Sustainable technology with lifecycle influence

Clean, safe, efficient, and sustainable, GPR investigations provide an opportunity to optimise cost, work schedule and environmental impact as part of built asset maintenance and upgrade schemes.

The highly mobile, remote sensing nature of the technique can substantially mitigate health and safety risks associated with the investigation of congested, trafficked or difficult-to-access locations, reducing the need to place survey personnel in high-risk environments.

Multiple applications and benefits

From rail and road infrastructure to critical energy, water distribution networks and coastal and flood defence structures, and residential, commercial and industrial sites, GPR can reduce uncertainty and add project value by:

  • Providing continuous mapping to inform shallow sub-surface hazards, structural conditions and defects
  • Corroborating and extracting a better understanding of other pre and post-construction data
  • Targeting, rationalising and optimising intrusive physical sampling strategies (such as coring)
  • Helping define a robust ground or structure model that can be used as the basis for efficient, ongoing management of asset inspection, monitoring, maintenance, and improvement through to end of service life
  • Providing key structural information to inform design decisions and remediation to extend the working life of critical infrastructure.
Vital data collection for project and asset management

GPR also has the advantage of superior data processing capabilities in most cases, meaning it delivers a clearer and more accurate picture of unmarked underground utilities, structures, and reinforcing members faster.

It takes less time to do the scan and to interpret the results, meaning less interference and downtime.
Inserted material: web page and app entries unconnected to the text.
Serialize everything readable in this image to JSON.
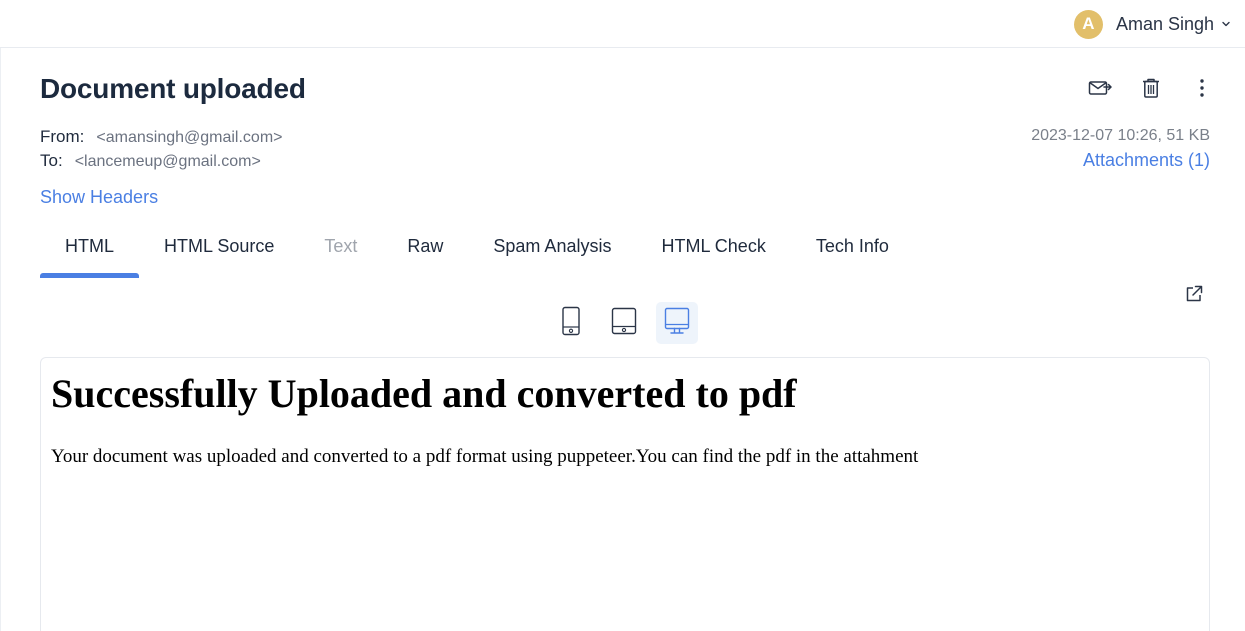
{
  "colors": {
    "accent": "#4a7fe3",
    "avatar": "#e2bf6a",
    "icon": "#2b3547"
  },
  "user": {
    "initial": "A",
    "name": "Aman Singh",
    "icon": "chevron-down-icon"
  },
  "message": {
    "subject": "Document uploaded",
    "from_label": "From:",
    "from": "<amansingh@gmail.com>",
    "to_label": "To:",
    "to": "<lancemeup@gmail.com>",
    "info": "2023-12-07 10:26, 51 KB",
    "attachments": "Attachments (1)",
    "show_headers": "Show Headers"
  },
  "actions": [
    {
      "icon": "forward-mail-icon"
    },
    {
      "icon": "trash-icon"
    },
    {
      "icon": "more-vertical-icon"
    }
  ],
  "tabs": [
    {
      "label": "HTML",
      "state": "active"
    },
    {
      "label": "HTML Source",
      "state": "normal"
    },
    {
      "label": "Text",
      "state": "disabled"
    },
    {
      "label": "Raw",
      "state": "normal"
    },
    {
      "label": "Spam Analysis",
      "state": "normal"
    },
    {
      "label": "HTML Check",
      "state": "normal"
    },
    {
      "label": "Tech Info",
      "state": "normal"
    }
  ],
  "devices": [
    {
      "icon": "mobile-icon",
      "active": false
    },
    {
      "icon": "tablet-icon",
      "active": false
    },
    {
      "icon": "desktop-icon",
      "active": true
    }
  ],
  "preview": {
    "heading": "Successfully Uploaded and converted to pdf",
    "body": "Your document was uploaded and converted to a pdf format using puppeteer.You can find the pdf in the attahment"
  },
  "open_external": {
    "icon": "external-link-icon"
  }
}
More importantly, you can use GPR equipment without having to shut down significant areas of the site during the test in order to get a clear picture. This gives you the information you need to help you decide how, when, and where the ideal place is to make cuts, core samples, and perform other operations without risk of damage to subsurface utilities.
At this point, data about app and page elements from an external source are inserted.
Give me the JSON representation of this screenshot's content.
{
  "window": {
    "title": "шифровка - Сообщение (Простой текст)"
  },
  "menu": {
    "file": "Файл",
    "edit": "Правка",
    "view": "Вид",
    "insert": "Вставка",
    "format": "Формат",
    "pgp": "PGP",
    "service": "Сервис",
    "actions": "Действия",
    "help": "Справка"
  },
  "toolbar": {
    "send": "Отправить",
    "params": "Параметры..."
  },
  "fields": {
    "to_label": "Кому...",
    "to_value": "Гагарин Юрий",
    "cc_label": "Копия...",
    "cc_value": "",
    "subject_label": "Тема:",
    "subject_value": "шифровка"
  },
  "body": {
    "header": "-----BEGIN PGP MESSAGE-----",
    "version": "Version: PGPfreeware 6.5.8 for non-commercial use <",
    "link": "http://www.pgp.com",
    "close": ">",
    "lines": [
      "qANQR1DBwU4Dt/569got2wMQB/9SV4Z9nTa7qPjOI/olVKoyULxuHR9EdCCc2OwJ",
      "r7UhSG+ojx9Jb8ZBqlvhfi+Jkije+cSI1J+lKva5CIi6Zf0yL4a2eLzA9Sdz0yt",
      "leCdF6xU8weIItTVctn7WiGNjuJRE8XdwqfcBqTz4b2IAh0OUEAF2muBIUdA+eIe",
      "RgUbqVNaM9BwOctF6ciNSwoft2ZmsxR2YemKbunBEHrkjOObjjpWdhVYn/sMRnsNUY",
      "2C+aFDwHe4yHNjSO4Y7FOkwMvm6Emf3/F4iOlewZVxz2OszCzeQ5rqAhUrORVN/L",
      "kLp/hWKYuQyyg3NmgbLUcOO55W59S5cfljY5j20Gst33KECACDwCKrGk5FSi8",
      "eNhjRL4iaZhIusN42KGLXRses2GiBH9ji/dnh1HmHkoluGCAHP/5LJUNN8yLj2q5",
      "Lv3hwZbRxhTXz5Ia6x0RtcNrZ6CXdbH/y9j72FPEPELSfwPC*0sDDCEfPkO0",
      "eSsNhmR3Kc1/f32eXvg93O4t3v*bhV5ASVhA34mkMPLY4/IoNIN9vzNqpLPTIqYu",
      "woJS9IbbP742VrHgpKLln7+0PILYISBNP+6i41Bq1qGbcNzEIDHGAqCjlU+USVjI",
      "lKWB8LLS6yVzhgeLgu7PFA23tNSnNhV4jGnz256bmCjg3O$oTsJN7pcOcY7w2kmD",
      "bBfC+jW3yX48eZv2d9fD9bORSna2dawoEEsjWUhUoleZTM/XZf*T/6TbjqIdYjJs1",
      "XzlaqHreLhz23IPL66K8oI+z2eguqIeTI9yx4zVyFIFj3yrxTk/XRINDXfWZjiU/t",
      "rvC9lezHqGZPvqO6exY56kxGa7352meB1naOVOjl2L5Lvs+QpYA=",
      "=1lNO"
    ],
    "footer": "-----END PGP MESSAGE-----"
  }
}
Intrusive work such as coring provides only a point reading or ‘stick’ data, in contrast to GPR which fills the detail in between, picking up unseen problems and anomalies. A GPR survey allows the fast screening of large areas to identify areas of concern in order to better target and optimise intrusive work and drive sufficiency in investigation efforts.
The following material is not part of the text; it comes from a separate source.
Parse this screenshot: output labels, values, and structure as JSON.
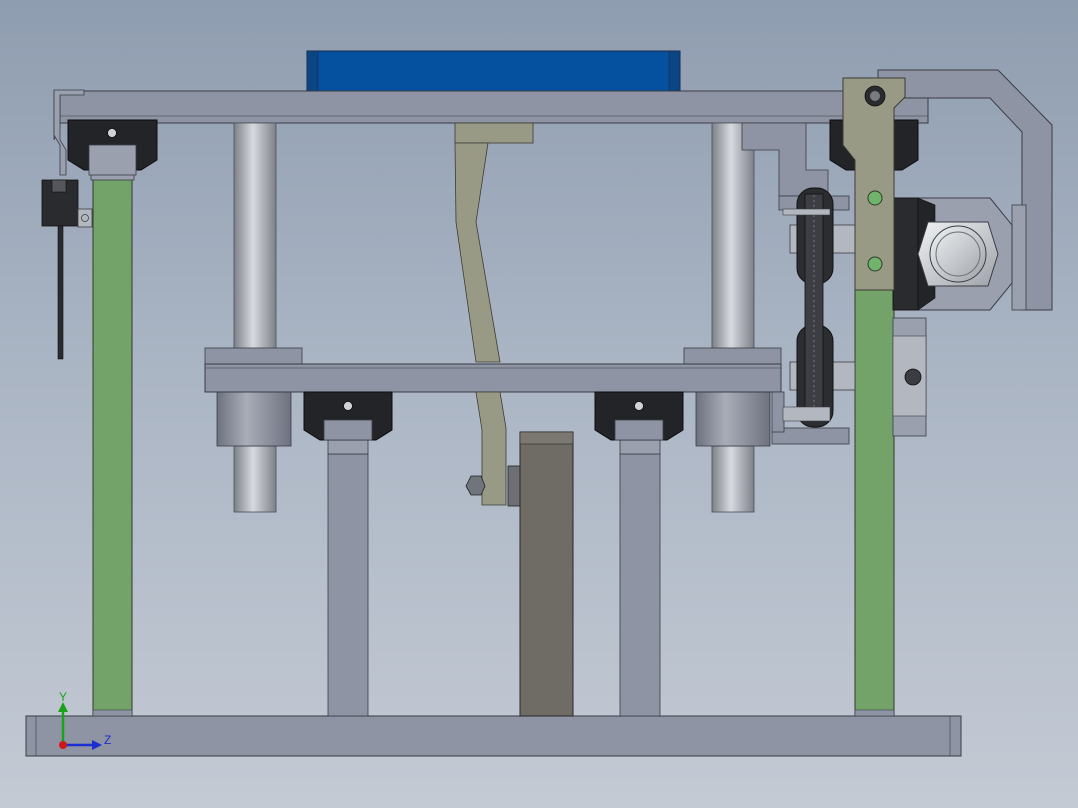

Whether constructing on undeveloped land or on an existing developed site, there is a risk of encountering unexpected objects in the construction process. With today’s technology in Ground Penetrating Radar (GPR), this risk can generally be mitigated saving time and costs.